Fulton got into the film industry, even with strong disapproval from his father. Starting out as an assistant cameraman, which basically meant carrying around the camera and equipment, it wasn’t too long before he moved up to cameraman. But it wasn’t long before he worked more on the special effects and trick photography than actual cinematography. He worked on many of the Universal classic monster films, such as both Dracula and Frankenstein and a lot of their sequels/spinoffs. But one of his best known works was making Claude Rains invisible in the James Whale’s The Invisible Man (1933), which he continued on many of the films in this series, which would get him 3 different Oscar nominations. He would eventually take home 2 Oscars for Wonder Man (1945) and The Ten Commandments (1956).
The film industry wouldn’t be where it is at now had it not been for some of the techniques that Fulton developed back in the early ’30s. He was definitely an innovator and changed movie history.

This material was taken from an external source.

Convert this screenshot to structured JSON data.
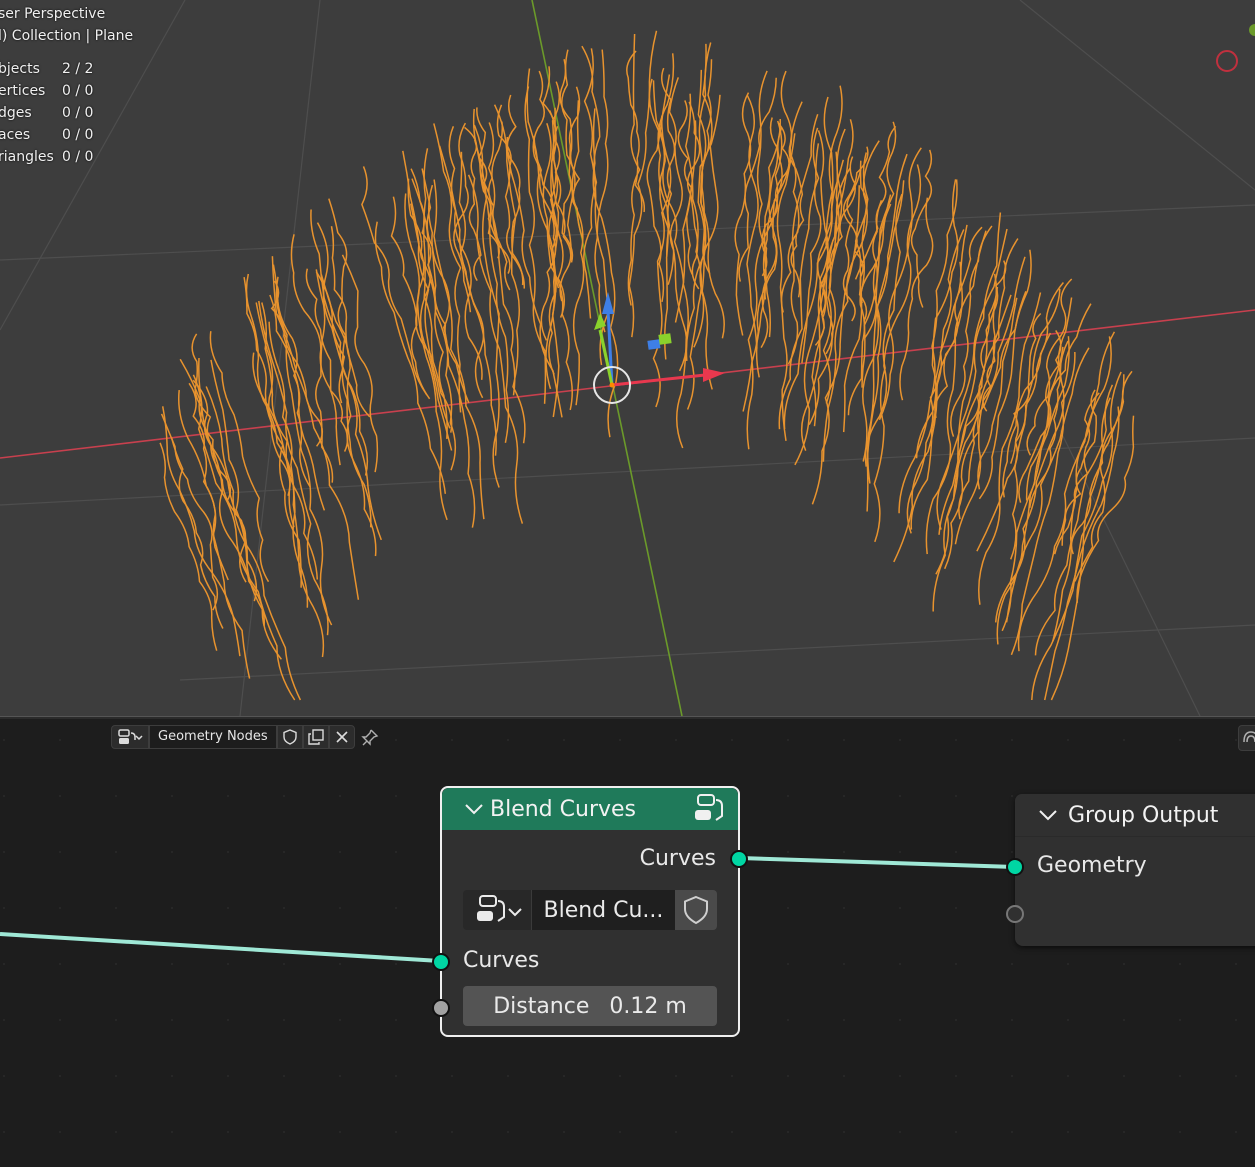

While this might technically not be a horror movie, even though you do have dinosaurs running (and flying) around trying to eat people, since it is a Hammer Film, I figured it needs mentioning. Next year, on Feb. 14th, Kino Lorber will be releasing a movie that stop-animation fans have been waiting for…in the version they wanted!
When One Million Years B.C. (1966) was released on DVD several years ago, it made a lot of fans very upset, since it was the American version, which as serious fans know, was cut. Even more surprising since it the laserdisc version released was the international cut, which is longer. If you’re a die-hard Ray Harryhausen fan, that was a big deal. But now, thanks to Kino Lorber, they will be releasing it on Blu-ray that has both the International Cut along with the U.S. Cut, both having a 4K restoration, so you’ll be able to see all amazing Harryhausen work, as well as Raquel Welch and Mattine Beswick in all their glory!
McFarland is a leading publisher that seems to be intent on making me go broke. While their editions tend to be on the pricy side, they still crank out some great volumes on a plethora of subjects within the horror film genre. We recently came across three upcoming titles that have sparked my interests and I know will be soon added to our library. Yeah, I know…horror reference book…duh? Anyway, read on to see if you might be needing to add these to your own library in the near future.
The first book is called Twisted Visions and is a collection of interviews.But not with just anybody in the film business. These directors are from around the world and have left us with films that made a niche in the horror and exploitation genre, that still makes an impact on viewers today.
Author Matthew Edwards has found and interviewed twenty-three directors that fit that bill. Some of the names are a little familiar, such as Jack Sholder (Alone in the Dark, The Hidden), Jörg Buttgereit (creator of the Nekromatik films), and Alfred Sole (Alice, Sweet, Alice), to a few names that don’t seem to be mentioned that often, such as David Paulsen (Savage Weekend, Schizoid), Romano Scavolini (Nightmares in a Damaged Brain), as well as a personal favorite of mine, Mariano Baino and his highly underrated film Dark Waters, plus many more.
Directed by Scott Schrimer
Starring Gavin Brown, Ethan Philbeck, Phyllis Munro, Louie Lawless, Alex Kogin, Andy Alphonse, Adrian Cox-Thurmond
This movie recently won Best Feature Film in the Elivra’s Horror Hunt Film Festival 2012, sponsored by HorrorHound magazine. The director and some of the cast were at the recent HorrorHound Weekend and were right across the aisle from us where we were set up. So we got to watch the trailer throughout the whole weekend. It looked pretty interesting but had heard that it was pretty dark. Even though I am not the biggest fan of low budget filmmaking, after hearing so much praise for it, I figured I would give it a watch.